MICF Review: Nick Cody’s On Fire is all tough and sensitive at the same time (performances until April 23rd)

There’s a brashness with Nick Cody. He seems like the friendliest person that you could meet your friend’s BBQ and just chat to about all manner of things. But at the other end, he seems like someone who could evaporate you with a flick of his pointy finger if you piss him off.

This was a little bit like the case when some loutish audience members decided to pipe up in the middle of his set to shout some sort of nonsense.Nick didn’t tell them to fudge off, but instead spent a small amount of time to strongly set them straight. Cody is no bullshit and has a quip of ensuring that his laughs are well timed in his show On Fire.

The show focuses mainly on his relationship with his partner (Looch? Luch? Luce?) and the ideological differences that keep them together. While hugely lighthearted, Cody doesn’t shy away from the manliest of manly man-ness that is his whole being. A devotion to Conor McGregor only one of many testosterone fuelled obsessions which stir through his mind.

But under all that Cody has a sweet demeanour and is able to twirl anecdotes with a nice wit. He seems well travelled and is willing to open himself up to the world of toughness. He is someone open to exploration of ideas, questioning himself. It makes for a show that isn’t about telling the audience what he thinks but to consider and look at why things that we think are right can be wrong.

In saying all that Cody will probably think that bit of writing is a paragraph of airy-fairy bulldust. Which in all honesty is totally fine, really. On Fire is a show that simply and plainly gives us a set niceties with a bunch of rough edges. GO see it to question yourself, or be amongst the boisterous tough nuts of the festival.

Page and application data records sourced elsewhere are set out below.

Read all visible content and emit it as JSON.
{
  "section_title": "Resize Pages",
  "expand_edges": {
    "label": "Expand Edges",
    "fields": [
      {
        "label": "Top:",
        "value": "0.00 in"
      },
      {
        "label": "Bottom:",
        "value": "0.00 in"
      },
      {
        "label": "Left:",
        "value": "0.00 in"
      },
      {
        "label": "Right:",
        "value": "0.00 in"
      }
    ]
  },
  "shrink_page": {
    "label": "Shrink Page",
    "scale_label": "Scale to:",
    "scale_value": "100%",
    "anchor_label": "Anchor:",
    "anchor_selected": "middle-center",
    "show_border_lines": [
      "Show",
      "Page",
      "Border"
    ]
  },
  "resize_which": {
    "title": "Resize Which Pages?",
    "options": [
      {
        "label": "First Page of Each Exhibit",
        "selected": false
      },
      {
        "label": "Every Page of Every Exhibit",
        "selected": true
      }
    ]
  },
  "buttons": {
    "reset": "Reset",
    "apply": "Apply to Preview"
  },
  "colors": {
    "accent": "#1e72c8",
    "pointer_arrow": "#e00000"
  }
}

Nick Cody’s On Fire on at The Melbourne Town Hall Supper Room until April 23rd. More info here.

The reviewer attended the show on April 6th.